┌──
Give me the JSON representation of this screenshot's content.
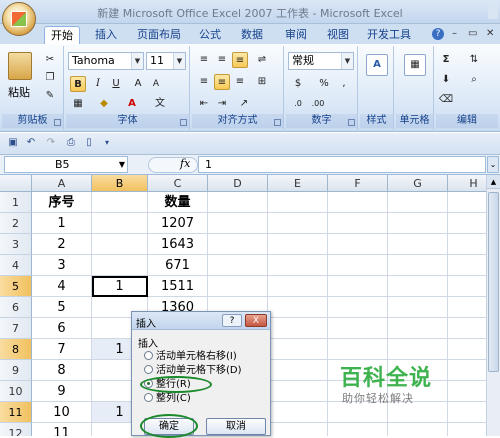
{
  "window": {
    "title": "新建 Microsoft Office Excel 2007 工作表 - Microsoft Excel"
  },
  "ribbon_tabs": [
    "开始",
    "插入",
    "页面布局",
    "公式",
    "数据",
    "审阅",
    "视图",
    "开发工具"
  ],
  "active_tab": "开始",
  "ribbon": {
    "clipboard": {
      "label": "剪贴板",
      "paste": "粘贴"
    },
    "font": {
      "label": "字体",
      "name": "Tahoma",
      "size": "11"
    },
    "alignment": {
      "label": "对齐方式"
    },
    "number": {
      "label": "数字",
      "format": "常规"
    },
    "styles": {
      "label": "样式"
    },
    "cells": {
      "label": "单元格"
    },
    "editing": {
      "label": "编辑"
    }
  },
  "formula_bar": {
    "cell_ref": "B5",
    "fx": "fx",
    "value": "1"
  },
  "grid": {
    "columns": [
      "A",
      "B",
      "C",
      "D",
      "E",
      "F",
      "G",
      "H"
    ],
    "active_column": "B",
    "rows": [
      {
        "num": "1",
        "A": "序号",
        "B": "",
        "C": "数量"
      },
      {
        "num": "2",
        "A": "1",
        "B": "",
        "C": "1207"
      },
      {
        "num": "3",
        "A": "2",
        "B": "",
        "C": "1643"
      },
      {
        "num": "4",
        "A": "3",
        "B": "",
        "C": "671"
      },
      {
        "num": "5",
        "A": "4",
        "B": "1",
        "C": "1511"
      },
      {
        "num": "6",
        "A": "5",
        "B": "",
        "C": "1360"
      },
      {
        "num": "7",
        "A": "6",
        "B": "",
        "C": ""
      },
      {
        "num": "8",
        "A": "7",
        "B": "1",
        "C": ""
      },
      {
        "num": "9",
        "A": "8",
        "B": "",
        "C": ""
      },
      {
        "num": "10",
        "A": "9",
        "B": "",
        "C": ""
      },
      {
        "num": "11",
        "A": "10",
        "B": "1",
        "C": ""
      },
      {
        "num": "12",
        "A": "11",
        "B": "",
        "C": ""
      }
    ],
    "active_rows": [
      "5",
      "8",
      "11"
    ]
  },
  "dialog": {
    "title": "插入",
    "help": "?",
    "close": "X",
    "section_label": "插入",
    "options": [
      "活动单元格右移(I)",
      "活动单元格下移(D)",
      "整行(R)",
      "整列(C)"
    ],
    "selected_option": "整行(R)",
    "ok": "确定",
    "cancel": "取消"
  },
  "watermark": {
    "main": "百科全说",
    "sub": "助你轻松解决"
  }
}
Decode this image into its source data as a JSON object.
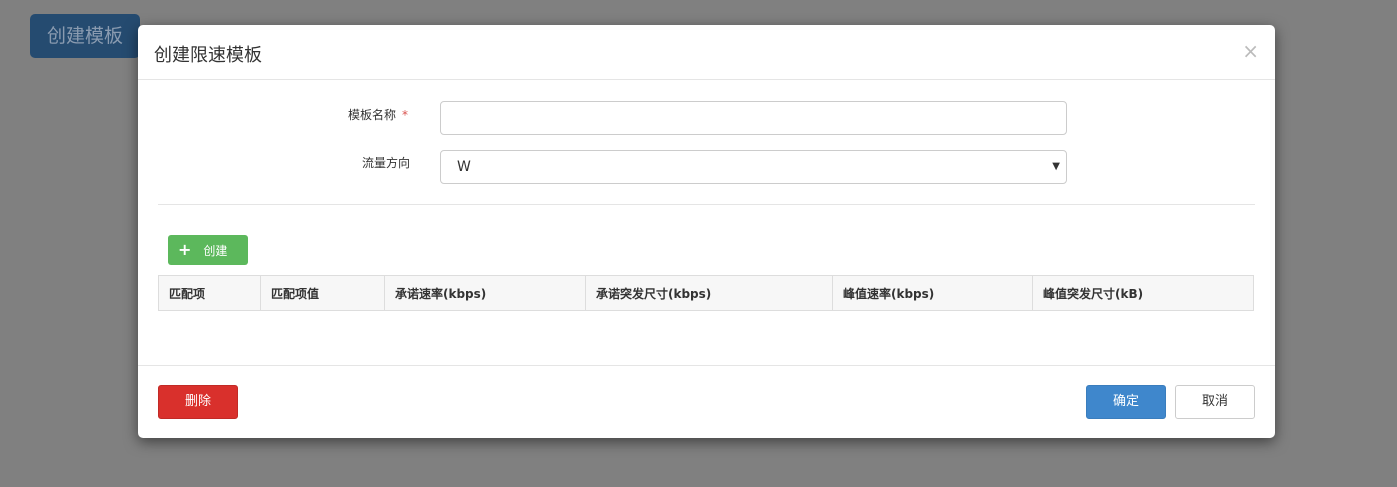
{
  "background_button": "创建模板",
  "modal": {
    "title": "创建限速模板",
    "close": "×",
    "fields": {
      "name_label": "模板名称",
      "required_mark": "*",
      "name_value": "",
      "direction_label": "流量方向",
      "direction_value": "W",
      "caret": "▼"
    },
    "add_button": {
      "icon": "+",
      "label": "创建"
    },
    "table": {
      "columns": [
        "匹配项",
        "匹配项值",
        "承诺速率(kbps)",
        "承诺突发尺寸(kbps)",
        "峰值速率(kbps)",
        "峰值突发尺寸(kB)"
      ]
    },
    "footer": {
      "delete": "删除",
      "confirm": "确定",
      "cancel": "取消"
    },
    "colors": {
      "success": "#5cb85c",
      "danger": "#d9302c",
      "primary": "#3f87cc"
    }
  }
}
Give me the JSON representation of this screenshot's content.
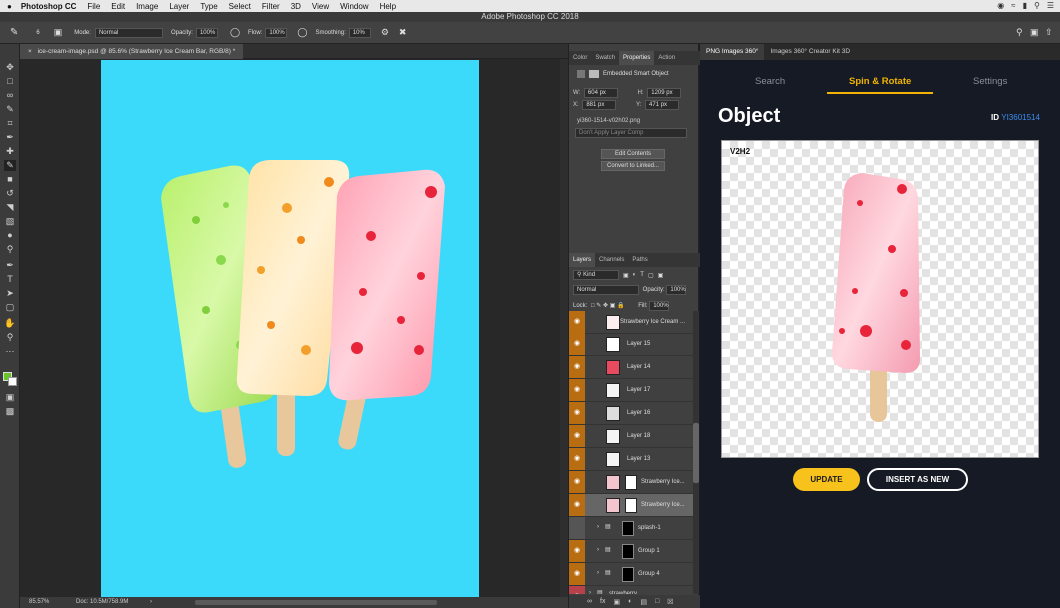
{
  "menubar": {
    "apple": "",
    "app": "Photoshop CC",
    "items": [
      "File",
      "Edit",
      "Image",
      "Layer",
      "Type",
      "Select",
      "Filter",
      "3D",
      "View",
      "Window",
      "Help"
    ]
  },
  "window_title": "Adobe Photoshop CC 2018",
  "options": {
    "brush_size": "6",
    "mode_label": "Mode:",
    "mode_value": "Normal",
    "opacity_label": "Opacity:",
    "opacity_value": "100%",
    "flow_label": "Flow:",
    "flow_value": "100%",
    "smoothing_label": "Smoothing:",
    "smoothing_value": "10%"
  },
  "document": {
    "tab_label": "ice-cream-image.psd @ 85.6% (Strawberry Ice Cream Bar, RGB/8) *",
    "zoom": "85.57%",
    "doc_info": "Doc: 10.5M/758.9M"
  },
  "properties": {
    "tabs": [
      "Color",
      "Swatch",
      "Properties",
      "Action"
    ],
    "header": "Embedded Smart Object",
    "w_label": "W:",
    "w_value": "604 px",
    "h_label": "H:",
    "h_value": "1209 px",
    "x_label": "X:",
    "x_value": "881 px",
    "y_label": "Y:",
    "y_value": "471 px",
    "filename": "yi360-1514-v02h02.png",
    "layer_comp": "Don't Apply Layer Comp",
    "edit_contents": "Edit Contents",
    "convert_linked": "Convert to Linked..."
  },
  "layers": {
    "tabs": [
      "Layers",
      "Channels",
      "Paths"
    ],
    "kind": "Kind",
    "blend": "Normal",
    "opacity_label": "Opacity:",
    "opacity_value": "100%",
    "lock_label": "Lock:",
    "fill_label": "Fill:",
    "fill_value": "100%",
    "rows": [
      "Strawberry Ice Cream ...",
      "Layer 15",
      "Layer 14",
      "Layer 17",
      "Layer 16",
      "Layer 18",
      "Layer 13",
      "Strawberry Ice...",
      "Strawberry Ice...",
      "splash-1",
      "Group 1",
      "Group 4",
      "strawberry"
    ]
  },
  "plugin": {
    "tabs": [
      "PNG Images 360°",
      "Images 360° Creator Kit 3D"
    ],
    "nav": [
      "Search",
      "Spin & Rotate",
      "Settings"
    ],
    "title": "Object",
    "id_label": "ID",
    "id_value": "YI3601514",
    "view_label": "V2H2",
    "update_btn": "UPDATE",
    "insert_btn": "INSERT AS NEW"
  },
  "colors": {
    "canvas_bg": "#3cdafa",
    "accent": "#f7c21b",
    "id_link": "#3d8ef0",
    "layer_eye": "#b86d13"
  }
}
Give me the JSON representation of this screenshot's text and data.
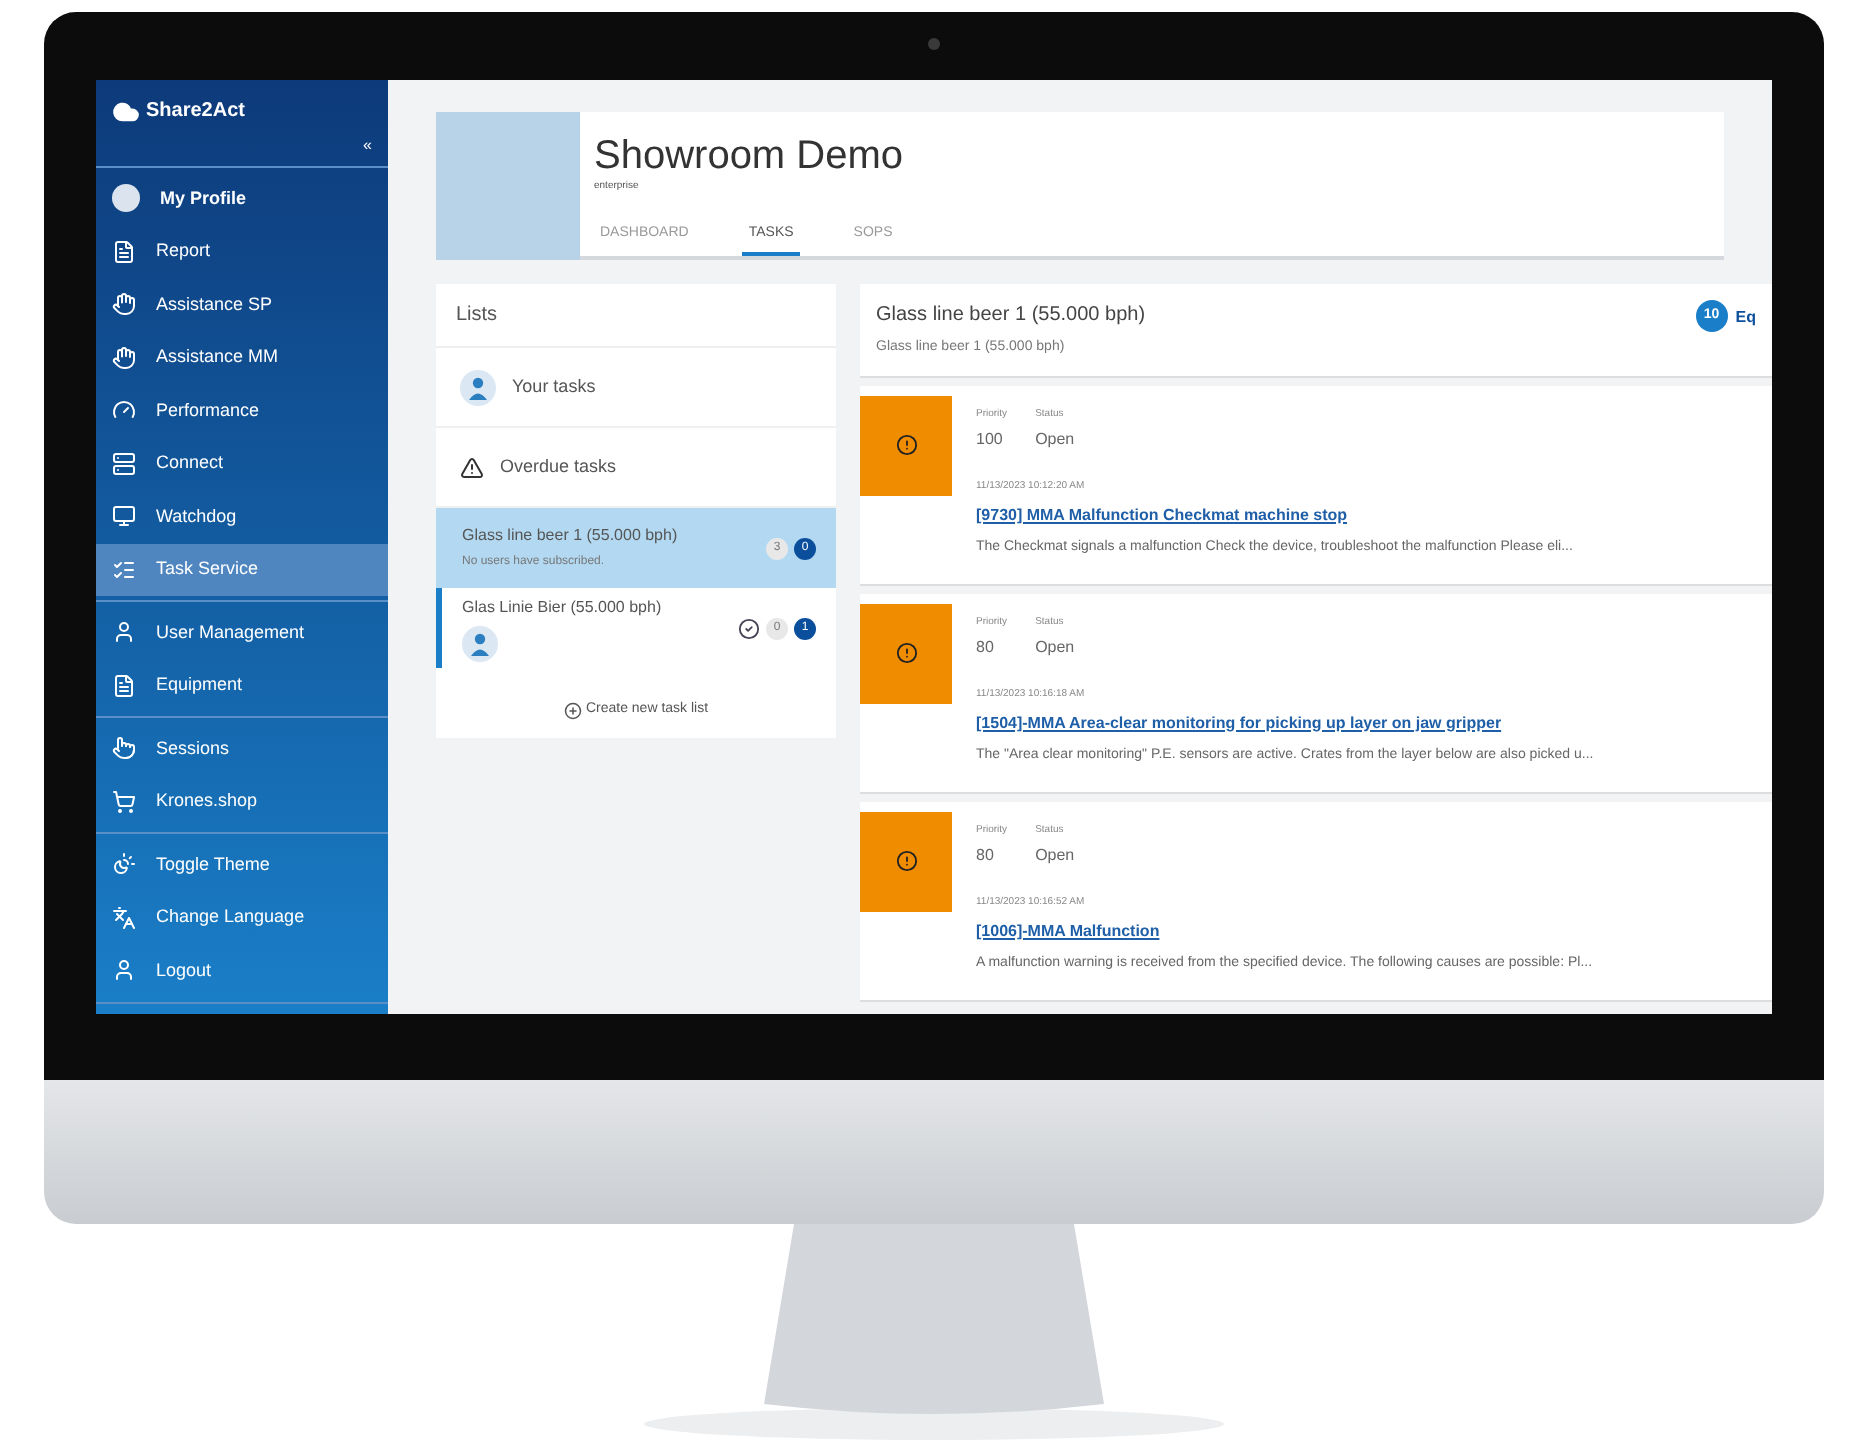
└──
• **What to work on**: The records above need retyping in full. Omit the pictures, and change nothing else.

• **Exercise result**:
Give me the JSON representation of this screenshot's content.
{
  "window": {
    "title": "新建 Microsoft Office Excel 2007 工作表 - Microsoft Excel"
  },
  "ribbon_tabs": [
    "开始",
    "插入",
    "页面布局",
    "公式",
    "数据",
    "审阅",
    "视图",
    "开发工具"
  ],
  "active_tab": "开始",
  "ribbon": {
    "clipboard": {
      "label": "剪贴板",
      "paste": "粘贴"
    },
    "font": {
      "label": "字体",
      "name": "Tahoma",
      "size": "11"
    },
    "alignment": {
      "label": "对齐方式"
    },
    "number": {
      "label": "数字",
      "format": "常规"
    },
    "styles": {
      "label": "样式"
    },
    "cells": {
      "label": "单元格"
    },
    "editing": {
      "label": "编辑"
    }
  },
  "formula_bar": {
    "cell_ref": "B5",
    "fx": "fx",
    "value": "1"
  },
  "grid": {
    "columns": [
      "A",
      "B",
      "C",
      "D",
      "E",
      "F",
      "G",
      "H"
    ],
    "active_column": "B",
    "rows": [
      {
        "num": "1",
        "A": "序号",
        "B": "",
        "C": "数量"
      },
      {
        "num": "2",
        "A": "1",
        "B": "",
        "C": "1207"
      },
      {
        "num": "3",
        "A": "2",
        "B": "",
        "C": "1643"
      },
      {
        "num": "4",
        "A": "3",
        "B": "",
        "C": "671"
      },
      {
        "num": "5",
        "A": "4",
        "B": "1",
        "C": "1511"
      },
      {
        "num": "6",
        "A": "5",
        "B": "",
        "C": "1360"
      },
      {
        "num": "7",
        "A": "6",
        "B": "",
        "C": ""
      },
      {
        "num": "8",
        "A": "7",
        "B": "1",
        "C": ""
      },
      {
        "num": "9",
        "A": "8",
        "B": "",
        "C": ""
      },
      {
        "num": "10",
        "A": "9",
        "B": "",
        "C": ""
      },
      {
        "num": "11",
        "A": "10",
        "B": "1",
        "C": ""
      },
      {
        "num": "12",
        "A": "11",
        "B": "",
        "C": ""
      }
    ],
    "active_rows": [
      "5",
      "8",
      "11"
    ]
  },
  "dialog": {
    "title": "插入",
    "help": "?",
    "close": "X",
    "section_label": "插入",
    "options": [
      "活动单元格右移(I)",
      "活动单元格下移(D)",
      "整行(R)",
      "整列(C)"
    ],
    "selected_option": "整行(R)",
    "ok": "确定",
    "cancel": "取消"
  },
  "watermark": {
    "main": "百科全说",
    "sub": "助你轻松解决"
  }
}
Decode this image into its source data as a JSON object.
{
  "background_button": "创建模板",
  "modal": {
    "title": "创建限速模板",
    "close": "×",
    "fields": {
      "name_label": "模板名称",
      "required_mark": "*",
      "name_value": "",
      "direction_label": "流量方向",
      "direction_value": "W",
      "caret": "▼"
    },
    "add_button": {
      "icon": "+",
      "label": "创建"
    },
    "table": {
      "columns": [
        "匹配项",
        "匹配项值",
        "承诺速率(kbps)",
        "承诺突发尺寸(kbps)",
        "峰值速率(kbps)",
        "峰值突发尺寸(kB)"
      ]
    },
    "footer": {
      "delete": "删除",
      "confirm": "确定",
      "cancel": "取消"
    },
    "colors": {
      "success": "#5cb85c",
      "danger": "#d9302c",
      "primary": "#3f87cc"
    }
  }
}
Give me the JSON representation of this screenshot's content.
{
  "menubar": {
    "apple": "",
    "app": "Photoshop CC",
    "items": [
      "File",
      "Edit",
      "Image",
      "Layer",
      "Type",
      "Select",
      "Filter",
      "3D",
      "View",
      "Window",
      "Help"
    ]
  },
  "window_title": "Adobe Photoshop CC 2018",
  "options": {
    "brush_size": "6",
    "mode_label": "Mode:",
    "mode_value": "Normal",
    "opacity_label": "Opacity:",
    "opacity_value": "100%",
    "flow_label": "Flow:",
    "flow_value": "100%",
    "smoothing_label": "Smoothing:",
    "smoothing_value": "10%"
  },
  "document": {
    "tab_label": "ice-cream-image.psd @ 85.6% (Strawberry Ice Cream Bar, RGB/8) *",
    "zoom": "85.57%",
    "doc_info": "Doc: 10.5M/758.9M"
  },
  "properties": {
    "tabs": [
      "Color",
      "Swatch",
      "Properties",
      "Action"
    ],
    "header": "Embedded Smart Object",
    "w_label": "W:",
    "w_value": "604 px",
    "h_label": "H:",
    "h_value": "1209 px",
    "x_label": "X:",
    "x_value": "881 px",
    "y_label": "Y:",
    "y_value": "471 px",
    "filename": "yi360-1514-v02h02.png",
    "layer_comp": "Don't Apply Layer Comp",
    "edit_contents": "Edit Contents",
    "convert_linked": "Convert to Linked..."
  },
  "layers": {
    "tabs": [
      "Layers",
      "Channels",
      "Paths"
    ],
    "kind": "Kind",
    "blend": "Normal",
    "opacity_label": "Opacity:",
    "opacity_value": "100%",
    "lock_label": "Lock:",
    "fill_label": "Fill:",
    "fill_value": "100%",
    "rows": [
      "Strawberry Ice Cream ...",
      "Layer 15",
      "Layer 14",
      "Layer 17",
      "Layer 16",
      "Layer 18",
      "Layer 13",
      "Strawberry Ice...",
      "Strawberry Ice...",
      "splash-1",
      "Group 1",
      "Group 4",
      "strawberry"
    ]
  },
  "plugin": {
    "tabs": [
      "PNG Images 360°",
      "Images 360° Creator Kit 3D"
    ],
    "nav": [
      "Search",
      "Spin & Rotate",
      "Settings"
    ],
    "title": "Object",
    "id_label": "ID",
    "id_value": "YI3601514",
    "view_label": "V2H2",
    "update_btn": "UPDATE",
    "insert_btn": "INSERT AS NEW"
  },
  "colors": {
    "canvas_bg": "#3cdafa",
    "accent": "#f7c21b",
    "id_link": "#3d8ef0",
    "layer_eye": "#b86d13"
  }
}
Give me the JSON representation of this screenshot's text and data.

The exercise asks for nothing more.